▸ Task brief
A complete and exact copy of the entries below is the expected result.

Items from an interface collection
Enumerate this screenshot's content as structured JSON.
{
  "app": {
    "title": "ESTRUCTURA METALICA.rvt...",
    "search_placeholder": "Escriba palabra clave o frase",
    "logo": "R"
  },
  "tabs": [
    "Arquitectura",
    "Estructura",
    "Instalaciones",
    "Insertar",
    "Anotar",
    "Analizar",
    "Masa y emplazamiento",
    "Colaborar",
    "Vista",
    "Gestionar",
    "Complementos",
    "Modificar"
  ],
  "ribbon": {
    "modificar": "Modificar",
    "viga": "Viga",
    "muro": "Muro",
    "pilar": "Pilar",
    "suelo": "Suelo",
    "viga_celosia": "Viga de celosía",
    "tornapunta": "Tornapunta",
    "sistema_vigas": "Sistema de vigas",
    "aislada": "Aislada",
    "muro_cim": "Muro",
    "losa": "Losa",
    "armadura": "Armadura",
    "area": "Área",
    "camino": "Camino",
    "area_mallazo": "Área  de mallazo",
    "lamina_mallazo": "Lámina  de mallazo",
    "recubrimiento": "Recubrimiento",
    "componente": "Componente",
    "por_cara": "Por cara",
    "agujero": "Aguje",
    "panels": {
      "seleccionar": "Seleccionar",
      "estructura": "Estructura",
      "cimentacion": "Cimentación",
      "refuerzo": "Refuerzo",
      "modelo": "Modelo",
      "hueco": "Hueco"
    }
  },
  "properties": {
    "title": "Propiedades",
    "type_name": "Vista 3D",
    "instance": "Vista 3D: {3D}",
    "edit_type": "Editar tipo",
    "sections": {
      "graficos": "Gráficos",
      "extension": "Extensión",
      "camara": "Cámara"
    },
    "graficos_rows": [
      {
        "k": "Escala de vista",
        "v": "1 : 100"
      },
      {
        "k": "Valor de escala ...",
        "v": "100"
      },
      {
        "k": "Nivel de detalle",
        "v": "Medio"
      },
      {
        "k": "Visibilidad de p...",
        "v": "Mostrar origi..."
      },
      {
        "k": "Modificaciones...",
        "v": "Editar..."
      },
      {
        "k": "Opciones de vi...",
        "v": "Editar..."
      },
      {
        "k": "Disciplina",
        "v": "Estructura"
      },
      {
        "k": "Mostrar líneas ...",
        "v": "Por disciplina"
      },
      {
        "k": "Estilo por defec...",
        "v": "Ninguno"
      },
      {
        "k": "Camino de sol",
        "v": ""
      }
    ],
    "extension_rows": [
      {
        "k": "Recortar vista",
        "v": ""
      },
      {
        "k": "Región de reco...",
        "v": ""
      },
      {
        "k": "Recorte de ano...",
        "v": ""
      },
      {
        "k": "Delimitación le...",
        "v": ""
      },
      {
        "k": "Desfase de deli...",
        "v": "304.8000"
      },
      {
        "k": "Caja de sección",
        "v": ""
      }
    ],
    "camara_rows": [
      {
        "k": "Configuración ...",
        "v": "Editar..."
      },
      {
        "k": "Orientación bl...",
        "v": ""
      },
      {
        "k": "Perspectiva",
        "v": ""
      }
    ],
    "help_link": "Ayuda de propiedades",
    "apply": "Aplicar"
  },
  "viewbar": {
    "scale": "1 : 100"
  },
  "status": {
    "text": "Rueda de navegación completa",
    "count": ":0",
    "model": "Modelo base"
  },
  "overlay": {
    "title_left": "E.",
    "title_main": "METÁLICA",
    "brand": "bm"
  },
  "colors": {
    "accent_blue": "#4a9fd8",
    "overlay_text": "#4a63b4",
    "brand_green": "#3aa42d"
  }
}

▸ Task result
Enumerate this screenshot's content as structured JSON.
{
  "app": {
    "title": "ESTRUCTURA METALICA.rvt...",
    "search_placeholder": "Escriba palabra clave o frase",
    "logo": "R"
  },
  "tabs": [
    "Arquitectura",
    "Estructura",
    "Instalaciones",
    "Insertar",
    "Anotar",
    "Analizar",
    "Masa y emplazamiento",
    "Colaborar",
    "Vista",
    "Gestionar",
    "Complementos",
    "Modificar"
  ],
  "ribbon": {
    "modificar": "Modificar",
    "viga": "Viga",
    "muro": "Muro",
    "pilar": "Pilar",
    "suelo": "Suelo",
    "viga_celosia": "Viga de celosía",
    "tornapunta": "Tornapunta",
    "sistema_vigas": "Sistema de vigas",
    "aislada": "Aislada",
    "muro_cim": "Muro",
    "losa": "Losa",
    "armadura": "Armadura",
    "area": "Área",
    "camino": "Camino",
    "area_mallazo": "Área  de mallazo",
    "lamina_mallazo": "Lámina  de mallazo",
    "recubrimiento": "Recubrimiento",
    "componente": "Componente",
    "por_cara": "Por cara",
    "agujero": "Aguje",
    "panels": {
      "seleccionar": "Seleccionar",
      "estructura": "Estructura",
      "cimentacion": "Cimentación",
      "refuerzo": "Refuerzo",
      "modelo": "Modelo",
      "hueco": "Hueco"
    }
  },
  "properties": {
    "title": "Propiedades",
    "type_name": "Vista 3D",
    "instance": "Vista 3D: {3D}",
    "edit_type": "Editar tipo",
    "sections": {
      "graficos": "Gráficos",
      "extension": "Extensión",
      "camara": "Cámara"
    },
    "graficos_rows": [
      {
        "k": "Escala de vista",
        "v": "1 : 100"
      },
      {
        "k": "Valor de escala ...",
        "v": "100"
      },
      {
        "k": "Nivel de detalle",
        "v": "Medio"
      },
      {
        "k": "Visibilidad de p...",
        "v": "Mostrar origi..."
      },
      {
        "k": "Modificaciones...",
        "v": "Editar..."
      },
      {
        "k": "Opciones de vi...",
        "v": "Editar..."
      },
      {
        "k": "Disciplina",
        "v": "Estructura"
      },
      {
        "k": "Mostrar líneas ...",
        "v": "Por disciplina"
      },
      {
        "k": "Estilo por defec...",
        "v": "Ninguno"
      },
      {
        "k": "Camino de sol",
        "v": ""
      }
    ],
    "extension_rows": [
      {
        "k": "Recortar vista",
        "v": ""
      },
      {
        "k": "Región de reco...",
        "v": ""
      },
      {
        "k": "Recorte de ano...",
        "v": ""
      },
      {
        "k": "Delimitación le...",
        "v": ""
      },
      {
        "k": "Desfase de deli...",
        "v": "304.8000"
      },
      {
        "k": "Caja de sección",
        "v": ""
      }
    ],
    "camara_rows": [
      {
        "k": "Configuración ...",
        "v": "Editar..."
      },
      {
        "k": "Orientación bl...",
        "v": ""
      },
      {
        "k": "Perspectiva",
        "v": ""
      }
    ],
    "help_link": "Ayuda de propiedades",
    "apply": "Aplicar"
  },
  "viewbar": {
    "scale": "1 : 100"
  },
  "status": {
    "text": "Rueda de navegación completa",
    "count": ":0",
    "model": "Modelo base"
  },
  "overlay": {
    "title_left": "E.",
    "title_main": "METÁLICA",
    "brand": "bm"
  },
  "colors": {
    "accent_blue": "#4a9fd8",
    "overlay_text": "#4a63b4",
    "brand_green": "#3aa42d"
  }
}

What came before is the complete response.